> _REQUIREMENT_
Write out the records once more, exactly as given.

> _GIVEN DATA_
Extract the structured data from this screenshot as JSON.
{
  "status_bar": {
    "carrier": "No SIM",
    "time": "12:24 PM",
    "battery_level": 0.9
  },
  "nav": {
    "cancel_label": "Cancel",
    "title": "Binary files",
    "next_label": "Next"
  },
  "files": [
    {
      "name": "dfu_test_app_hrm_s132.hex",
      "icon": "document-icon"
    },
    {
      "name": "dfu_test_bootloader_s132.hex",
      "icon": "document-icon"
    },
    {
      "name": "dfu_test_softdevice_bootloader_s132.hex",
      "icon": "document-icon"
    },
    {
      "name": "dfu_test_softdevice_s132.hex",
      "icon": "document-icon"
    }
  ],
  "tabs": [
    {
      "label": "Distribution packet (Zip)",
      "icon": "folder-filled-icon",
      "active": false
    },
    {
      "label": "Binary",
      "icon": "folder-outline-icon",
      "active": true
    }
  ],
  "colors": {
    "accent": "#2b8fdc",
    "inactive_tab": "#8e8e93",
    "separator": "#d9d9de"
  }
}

> _ANSWER TO THE PROBLEM_
Extract the structured data from this screenshot as JSON.
{
  "status_bar": {
    "carrier": "No SIM",
    "time": "12:24 PM",
    "battery_level": 0.9
  },
  "nav": {
    "cancel_label": "Cancel",
    "title": "Binary files",
    "next_label": "Next"
  },
  "files": [
    {
      "name": "dfu_test_app_hrm_s132.hex",
      "icon": "document-icon"
    },
    {
      "name": "dfu_test_bootloader_s132.hex",
      "icon": "document-icon"
    },
    {
      "name": "dfu_test_softdevice_bootloader_s132.hex",
      "icon": "document-icon"
    },
    {
      "name": "dfu_test_softdevice_s132.hex",
      "icon": "document-icon"
    }
  ],
  "tabs": [
    {
      "label": "Distribution packet (Zip)",
      "icon": "folder-filled-icon",
      "active": false
    },
    {
      "label": "Binary",
      "icon": "folder-outline-icon",
      "active": true
    }
  ],
  "colors": {
    "accent": "#2b8fdc",
    "inactive_tab": "#8e8e93",
    "separator": "#d9d9de"
  }
}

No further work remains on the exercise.